LOUDOUN, VA – In a disturbing development, seven students from Park View High School in Loudoun County, Virginia, have overdosed on opioids within the last three weeks. The Loudoun County Sheriff’s Office is currently investigating these alarming incidents, four of which transpired within the school’s premises. Three of these cases necessitated the use of Narcan, an opioid overdose reversal drug, while two required CPR.

The common denominator in all these overdoses is fentanyl, a potent synthetic opioid often camouflaged as a counterfeit 30 mg oxycodone pill. The Sheriff’s Office has been actively investigating opioid-related incidents involving minors in the county, with 18 reports so far this year, a slight decrease from the 19 reported in 2022.

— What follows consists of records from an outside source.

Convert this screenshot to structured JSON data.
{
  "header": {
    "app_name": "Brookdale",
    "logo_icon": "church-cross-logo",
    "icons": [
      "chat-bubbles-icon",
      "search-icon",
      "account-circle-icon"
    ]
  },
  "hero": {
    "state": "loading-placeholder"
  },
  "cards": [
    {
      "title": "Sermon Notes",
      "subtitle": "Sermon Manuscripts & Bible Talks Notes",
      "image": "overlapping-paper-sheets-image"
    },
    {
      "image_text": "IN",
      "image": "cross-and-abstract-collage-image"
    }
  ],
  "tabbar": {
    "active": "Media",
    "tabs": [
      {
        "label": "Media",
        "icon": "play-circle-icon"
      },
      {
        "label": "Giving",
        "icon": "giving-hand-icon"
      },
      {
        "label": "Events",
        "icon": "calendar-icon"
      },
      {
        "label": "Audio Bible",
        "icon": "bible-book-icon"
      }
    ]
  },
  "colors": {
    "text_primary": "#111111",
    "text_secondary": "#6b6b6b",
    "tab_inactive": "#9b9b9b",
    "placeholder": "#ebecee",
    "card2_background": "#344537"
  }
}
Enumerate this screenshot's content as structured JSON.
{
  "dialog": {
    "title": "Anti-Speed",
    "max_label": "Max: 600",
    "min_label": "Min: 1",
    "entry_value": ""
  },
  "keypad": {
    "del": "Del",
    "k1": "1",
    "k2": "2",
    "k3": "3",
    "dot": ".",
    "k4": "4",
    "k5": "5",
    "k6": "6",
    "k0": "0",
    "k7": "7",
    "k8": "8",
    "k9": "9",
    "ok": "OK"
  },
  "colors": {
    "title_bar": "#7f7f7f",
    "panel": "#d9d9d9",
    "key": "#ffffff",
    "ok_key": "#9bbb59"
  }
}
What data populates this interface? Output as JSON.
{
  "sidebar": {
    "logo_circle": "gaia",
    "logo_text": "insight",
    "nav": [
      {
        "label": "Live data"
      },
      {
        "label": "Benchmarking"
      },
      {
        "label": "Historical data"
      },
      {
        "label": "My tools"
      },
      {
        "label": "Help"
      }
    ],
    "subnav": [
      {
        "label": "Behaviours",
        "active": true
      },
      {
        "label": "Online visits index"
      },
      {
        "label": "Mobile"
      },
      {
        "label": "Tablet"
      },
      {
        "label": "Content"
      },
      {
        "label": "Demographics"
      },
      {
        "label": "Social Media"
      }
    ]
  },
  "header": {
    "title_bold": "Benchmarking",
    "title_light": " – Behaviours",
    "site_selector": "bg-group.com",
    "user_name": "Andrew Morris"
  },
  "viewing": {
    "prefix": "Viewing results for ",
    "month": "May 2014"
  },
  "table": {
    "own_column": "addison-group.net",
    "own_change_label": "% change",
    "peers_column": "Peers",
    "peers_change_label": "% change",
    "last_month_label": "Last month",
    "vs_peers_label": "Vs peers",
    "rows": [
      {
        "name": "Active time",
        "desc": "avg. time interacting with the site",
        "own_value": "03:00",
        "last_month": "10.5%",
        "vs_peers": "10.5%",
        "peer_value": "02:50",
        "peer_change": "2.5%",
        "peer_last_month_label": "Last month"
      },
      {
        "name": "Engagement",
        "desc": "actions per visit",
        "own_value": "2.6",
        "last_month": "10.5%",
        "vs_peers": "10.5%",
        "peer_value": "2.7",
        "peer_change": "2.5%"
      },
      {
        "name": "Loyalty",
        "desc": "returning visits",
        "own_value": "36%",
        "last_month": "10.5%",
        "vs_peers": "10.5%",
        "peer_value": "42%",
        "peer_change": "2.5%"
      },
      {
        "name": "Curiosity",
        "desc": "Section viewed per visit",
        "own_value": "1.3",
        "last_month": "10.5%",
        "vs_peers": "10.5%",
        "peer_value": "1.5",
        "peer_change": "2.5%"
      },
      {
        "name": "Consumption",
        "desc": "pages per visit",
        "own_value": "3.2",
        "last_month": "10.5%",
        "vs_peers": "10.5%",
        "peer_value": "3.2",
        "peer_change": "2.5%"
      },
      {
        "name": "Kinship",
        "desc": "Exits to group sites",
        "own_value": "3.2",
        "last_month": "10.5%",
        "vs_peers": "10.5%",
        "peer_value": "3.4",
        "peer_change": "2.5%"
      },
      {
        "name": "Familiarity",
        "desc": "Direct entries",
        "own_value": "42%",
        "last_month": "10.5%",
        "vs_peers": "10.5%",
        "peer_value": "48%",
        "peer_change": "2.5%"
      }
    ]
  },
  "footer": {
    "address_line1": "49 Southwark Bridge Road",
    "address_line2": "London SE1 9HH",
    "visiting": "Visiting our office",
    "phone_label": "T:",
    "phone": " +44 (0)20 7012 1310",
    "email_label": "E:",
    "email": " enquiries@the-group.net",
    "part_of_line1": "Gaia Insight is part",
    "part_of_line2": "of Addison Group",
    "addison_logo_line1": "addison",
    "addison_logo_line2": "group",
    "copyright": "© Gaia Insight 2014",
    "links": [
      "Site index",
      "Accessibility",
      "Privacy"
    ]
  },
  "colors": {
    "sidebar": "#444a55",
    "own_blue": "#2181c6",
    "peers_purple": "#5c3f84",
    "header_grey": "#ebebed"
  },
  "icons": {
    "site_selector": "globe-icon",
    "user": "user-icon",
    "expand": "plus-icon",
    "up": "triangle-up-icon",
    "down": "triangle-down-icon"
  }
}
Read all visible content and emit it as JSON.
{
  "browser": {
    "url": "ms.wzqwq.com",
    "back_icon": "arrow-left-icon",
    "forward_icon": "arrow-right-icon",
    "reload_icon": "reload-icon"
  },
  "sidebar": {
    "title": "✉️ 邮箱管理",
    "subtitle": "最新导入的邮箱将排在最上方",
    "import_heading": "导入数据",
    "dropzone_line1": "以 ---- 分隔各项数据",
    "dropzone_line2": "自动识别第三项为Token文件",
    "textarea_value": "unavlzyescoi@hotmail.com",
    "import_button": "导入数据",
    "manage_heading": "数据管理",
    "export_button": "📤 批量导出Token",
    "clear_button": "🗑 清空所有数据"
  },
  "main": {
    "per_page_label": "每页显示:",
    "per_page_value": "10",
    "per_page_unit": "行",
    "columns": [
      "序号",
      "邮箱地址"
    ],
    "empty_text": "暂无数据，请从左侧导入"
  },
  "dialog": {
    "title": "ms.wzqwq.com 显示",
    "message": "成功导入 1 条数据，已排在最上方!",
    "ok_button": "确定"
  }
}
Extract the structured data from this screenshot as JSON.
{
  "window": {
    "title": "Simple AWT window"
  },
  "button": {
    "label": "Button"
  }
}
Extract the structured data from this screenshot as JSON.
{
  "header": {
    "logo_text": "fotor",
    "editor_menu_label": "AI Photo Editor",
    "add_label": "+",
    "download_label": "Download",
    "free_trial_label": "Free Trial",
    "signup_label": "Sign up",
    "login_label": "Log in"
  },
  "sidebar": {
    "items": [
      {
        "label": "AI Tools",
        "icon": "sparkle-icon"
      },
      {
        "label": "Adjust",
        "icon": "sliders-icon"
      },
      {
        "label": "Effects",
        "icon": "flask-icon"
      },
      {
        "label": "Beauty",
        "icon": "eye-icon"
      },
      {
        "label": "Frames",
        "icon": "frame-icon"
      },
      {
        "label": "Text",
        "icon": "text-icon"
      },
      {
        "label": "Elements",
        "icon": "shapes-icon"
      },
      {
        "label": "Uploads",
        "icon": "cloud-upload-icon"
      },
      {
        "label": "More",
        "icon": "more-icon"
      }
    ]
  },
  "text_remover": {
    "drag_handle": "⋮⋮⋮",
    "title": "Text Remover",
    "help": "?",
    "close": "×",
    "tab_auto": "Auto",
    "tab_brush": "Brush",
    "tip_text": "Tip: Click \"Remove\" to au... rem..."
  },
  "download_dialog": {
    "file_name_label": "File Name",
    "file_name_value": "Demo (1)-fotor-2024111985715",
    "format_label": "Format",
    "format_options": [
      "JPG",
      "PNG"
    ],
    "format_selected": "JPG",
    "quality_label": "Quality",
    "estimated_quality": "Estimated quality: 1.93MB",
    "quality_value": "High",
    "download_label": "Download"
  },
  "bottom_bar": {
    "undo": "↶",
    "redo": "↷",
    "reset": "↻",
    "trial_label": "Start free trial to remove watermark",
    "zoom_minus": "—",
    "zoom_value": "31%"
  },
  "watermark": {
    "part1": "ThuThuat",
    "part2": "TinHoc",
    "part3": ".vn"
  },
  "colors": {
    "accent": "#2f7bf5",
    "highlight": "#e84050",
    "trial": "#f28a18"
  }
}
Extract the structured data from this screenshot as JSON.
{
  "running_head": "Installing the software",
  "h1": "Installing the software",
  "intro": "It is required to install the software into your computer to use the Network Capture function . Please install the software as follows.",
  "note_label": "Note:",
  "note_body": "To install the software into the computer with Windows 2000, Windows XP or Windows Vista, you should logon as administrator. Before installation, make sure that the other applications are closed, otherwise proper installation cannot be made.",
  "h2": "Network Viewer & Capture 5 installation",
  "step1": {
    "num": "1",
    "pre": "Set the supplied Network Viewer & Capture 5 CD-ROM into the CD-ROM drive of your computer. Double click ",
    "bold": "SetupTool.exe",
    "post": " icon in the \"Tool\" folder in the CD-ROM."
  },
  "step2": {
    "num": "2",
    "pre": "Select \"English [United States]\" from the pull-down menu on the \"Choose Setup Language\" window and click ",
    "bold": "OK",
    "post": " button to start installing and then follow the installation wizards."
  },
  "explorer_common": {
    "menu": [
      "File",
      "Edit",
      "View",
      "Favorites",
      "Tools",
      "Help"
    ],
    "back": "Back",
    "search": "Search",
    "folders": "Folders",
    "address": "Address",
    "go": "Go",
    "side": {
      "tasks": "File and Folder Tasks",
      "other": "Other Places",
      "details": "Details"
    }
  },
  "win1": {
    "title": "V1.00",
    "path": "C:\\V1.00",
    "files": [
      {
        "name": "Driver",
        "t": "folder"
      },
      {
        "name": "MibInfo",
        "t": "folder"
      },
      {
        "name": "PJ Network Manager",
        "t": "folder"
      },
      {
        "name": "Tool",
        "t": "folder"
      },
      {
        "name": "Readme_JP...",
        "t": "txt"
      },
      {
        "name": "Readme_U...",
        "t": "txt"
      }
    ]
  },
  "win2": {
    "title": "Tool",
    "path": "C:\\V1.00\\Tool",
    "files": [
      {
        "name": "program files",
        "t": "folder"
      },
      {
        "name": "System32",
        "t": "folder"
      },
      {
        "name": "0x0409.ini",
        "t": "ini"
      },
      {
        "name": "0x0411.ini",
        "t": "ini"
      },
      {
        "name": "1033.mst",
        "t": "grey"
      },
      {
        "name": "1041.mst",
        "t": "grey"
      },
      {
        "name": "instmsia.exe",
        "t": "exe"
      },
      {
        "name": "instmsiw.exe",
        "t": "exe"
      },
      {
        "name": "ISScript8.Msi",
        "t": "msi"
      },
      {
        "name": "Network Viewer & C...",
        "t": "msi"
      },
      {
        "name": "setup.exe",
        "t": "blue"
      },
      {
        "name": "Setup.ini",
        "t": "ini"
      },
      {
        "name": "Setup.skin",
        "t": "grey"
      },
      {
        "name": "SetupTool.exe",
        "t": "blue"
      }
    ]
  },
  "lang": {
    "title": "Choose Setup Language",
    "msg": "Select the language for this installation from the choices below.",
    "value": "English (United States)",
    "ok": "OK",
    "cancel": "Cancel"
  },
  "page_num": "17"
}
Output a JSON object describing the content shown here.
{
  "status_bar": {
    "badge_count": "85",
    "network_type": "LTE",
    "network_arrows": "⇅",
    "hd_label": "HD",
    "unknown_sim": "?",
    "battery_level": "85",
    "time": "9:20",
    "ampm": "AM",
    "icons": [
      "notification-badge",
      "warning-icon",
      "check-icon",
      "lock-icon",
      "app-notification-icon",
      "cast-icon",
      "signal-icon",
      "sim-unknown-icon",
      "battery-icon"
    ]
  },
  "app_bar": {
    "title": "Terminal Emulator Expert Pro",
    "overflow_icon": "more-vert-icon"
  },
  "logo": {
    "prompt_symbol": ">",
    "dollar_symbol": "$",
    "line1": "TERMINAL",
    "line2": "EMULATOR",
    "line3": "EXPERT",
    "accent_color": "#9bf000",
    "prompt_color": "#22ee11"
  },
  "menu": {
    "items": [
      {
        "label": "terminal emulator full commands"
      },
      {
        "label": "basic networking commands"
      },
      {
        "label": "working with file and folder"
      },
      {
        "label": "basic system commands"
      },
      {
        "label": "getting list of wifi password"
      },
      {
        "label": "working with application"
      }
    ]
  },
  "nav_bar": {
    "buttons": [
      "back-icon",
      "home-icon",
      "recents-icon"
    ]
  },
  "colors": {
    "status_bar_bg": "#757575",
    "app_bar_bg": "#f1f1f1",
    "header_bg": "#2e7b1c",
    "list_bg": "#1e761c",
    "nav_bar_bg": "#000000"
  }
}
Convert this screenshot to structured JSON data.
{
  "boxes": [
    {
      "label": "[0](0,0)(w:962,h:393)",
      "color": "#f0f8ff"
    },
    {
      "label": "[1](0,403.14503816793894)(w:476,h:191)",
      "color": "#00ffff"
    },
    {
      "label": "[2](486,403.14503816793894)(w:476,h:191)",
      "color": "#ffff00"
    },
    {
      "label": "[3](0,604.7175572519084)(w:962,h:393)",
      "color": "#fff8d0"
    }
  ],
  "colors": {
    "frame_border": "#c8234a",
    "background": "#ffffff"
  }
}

Sheriff Mike Chapman has assured the community of their commitment to track down the individuals responsible for distributing these deadly drugs. He has also urged the Loudoun County Public Schools (LCPS) to maintain open communication with the Park View community and has offered to provide additional educational and security support.

LCPS Superintendent, Dr. Aaron Spence, has expressed his deep concern over the opioid crisis infiltrating the Park View community. He outlined the steps LCPS is taking to address the issue, including fentanyl awareness and education programs, training staff to handle emergencies involving opioids, and providing additional support to the Park View community in the form of administrators, counselors, and security officers.

The LCPS has also undertaken a safety assessment at the school to minimize the risk of students accessing or using fentanyl. Extra staff support has been dispatched to Park View, including additional personnel trained in administering Narcan.

The opioid crisis has been wreaking havoc across the nation for several years. In response, some states are providing college students with Narcan, a life-saving drug that can reverse the effects of opioid overdose. Both New York and California mandate that all public universities have Narcan available in student housing facilities.